Curator Arthur Sabin (far right) shows a dignitary around a show of paintings by members of the Bethnal Green Working Men’s Art Club at the Bethnal Green Museum in the twenties
“ARTHUR SABIN was Curator of the Bethnal Green Branch of the Victoria & Albert Museum from 1922 to 1940. Through his work, the Museum began the slow process of becoming the V & A Museum of Childhood, an undertaking that was completed by Sir Roy Strong in the seventies.
Sabin was inspired by the popular Children’s Room at the V & A South Kensington and, when he observed that the Bethnal Green Museum was full of bored children, decided to make it more child friendly. He rehung paintings at child’s eye level. He also set up a classroom and employed teachers, and started to collect items relating to childhood. Through this endeavour, he came to recognise the importance of the social and cultural history of childhood.
Sabin was convinced that Art could educate and improve the lives of those who saw it. In a speech he gave in 1931 to the Bethnal Green & Shoreditch Skilled Employment Committee on ‘The Relation of Museums to Skilled Employment,’ he described the role a museum should play.
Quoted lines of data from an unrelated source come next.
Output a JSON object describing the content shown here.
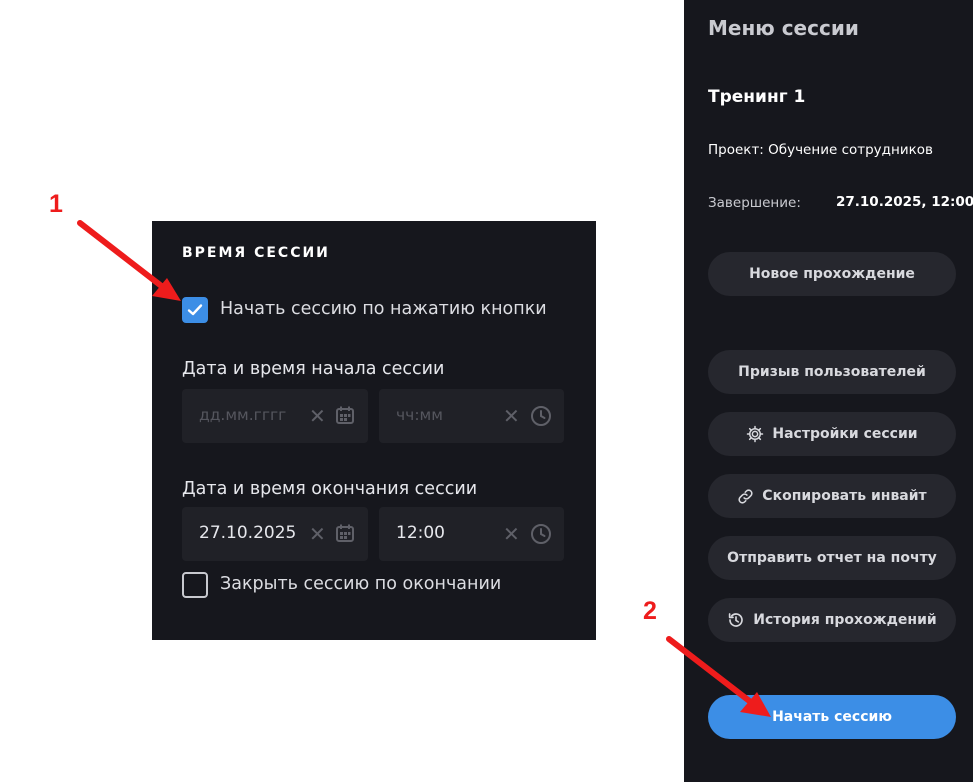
{
  "session_time": {
    "title": "ВРЕМЯ СЕССИИ",
    "start_on_button": {
      "label": "Начать сессию по нажатию кнопки",
      "checked": true
    },
    "start": {
      "label": "Дата и время начала сессии",
      "date_placeholder": "дд.мм.гггг",
      "time_placeholder": "чч:мм"
    },
    "end": {
      "label": "Дата и время окончания сессии",
      "date_value": "27.10.2025",
      "time_value": "12:00"
    },
    "close_on_end": {
      "label": "Закрыть сессию по окончании",
      "checked": false
    }
  },
  "sidebar": {
    "title": "Меню сессии",
    "training_name": "Тренинг 1",
    "project": "Проект: Обучение сотрудников",
    "end_label": "Завершение:",
    "end_value": "27.10.2025, 12:00",
    "buttons": {
      "new_attempt": "Новое прохождение",
      "invite_users": "Призыв пользователей",
      "session_settings": "Настройки сессии",
      "copy_invite": "Скопировать инвайт",
      "send_report": "Отправить отчет на почту",
      "history": "История прохождений",
      "start_session": "Начать сессию"
    }
  },
  "annotations": {
    "marker_1": "1",
    "marker_2": "2"
  },
  "colors": {
    "panel_bg": "#16171d",
    "field_bg": "#202127",
    "button_bg": "#26272e",
    "accent": "#3c8ee6",
    "annotation": "#ee1c1c"
  }
}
‘An Art Museum, such as we have at Bethnal Green, is concerned with many phases of life, but more than anything else with the development of craftsmanship … Let us produce boys and girls who desire with all their hearts to do something – to make something – better than anyone else can do it or make it … The museums exist to encourage this tendency, to awaken this desire.’
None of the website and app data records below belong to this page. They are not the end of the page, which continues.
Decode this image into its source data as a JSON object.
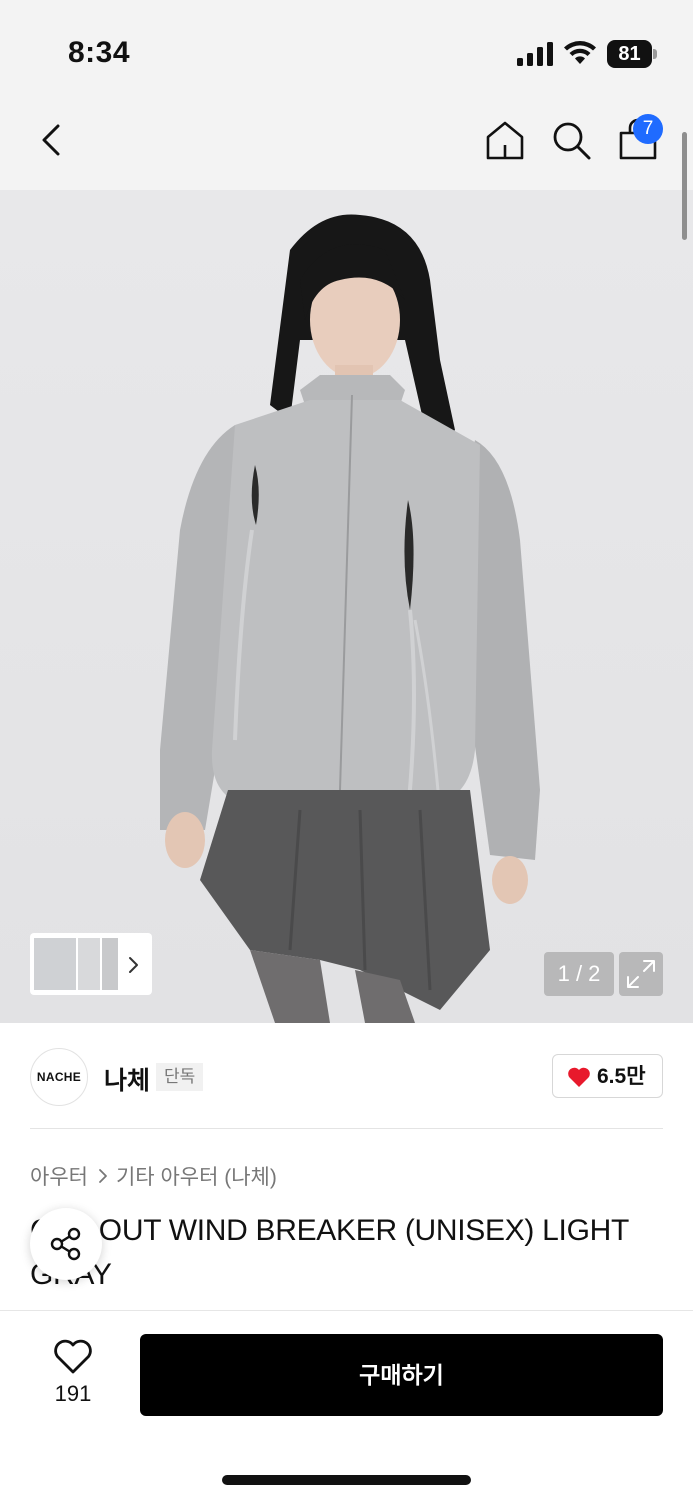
{
  "status_bar": {
    "time": "8:34",
    "battery": "81"
  },
  "header": {
    "back_icon": "chevron-left-icon",
    "home_icon": "home-icon",
    "search_icon": "search-icon",
    "cart_icon": "shopping-bag-icon",
    "cart_badge": "7",
    "badge_color": "#1f6bff"
  },
  "gallery": {
    "counter": "1 / 2",
    "thumbnails_count": 3,
    "expand_icon": "expand-icon"
  },
  "brand": {
    "logo_text": "NACHE",
    "name": "나체",
    "tag": "단독",
    "likes": "6.5만",
    "like_color": "#e8192c"
  },
  "breadcrumb": {
    "category": "아우터",
    "subcategory": "기타 아우터 (나체)"
  },
  "product": {
    "title": "CUT-OUT WIND BREAKER (UNISEX) LIGHT GRAY"
  },
  "bottom_bar": {
    "wish_count": "191",
    "buy_label": "구매하기"
  }
}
Through the work of Sabin and those who followed, the V & A Museum of Childhood inspired countless generations of children by showing them Art & Design. I include myself, since I remember visiting as a child and staring up in awe at a suit of Japanese Samurai armour. The same armour is now on display at South Kensington but I am at eye level with it these days!”
Gary Haines, Archivist at V & A Museum of Childhood
St Paul’s School, Wapping 1997 by Dan Jones (Click on this image to enlarge)
This post first appeared on Spitalfields Life | In The Midst Of Life I Woke To, please read the originial post: here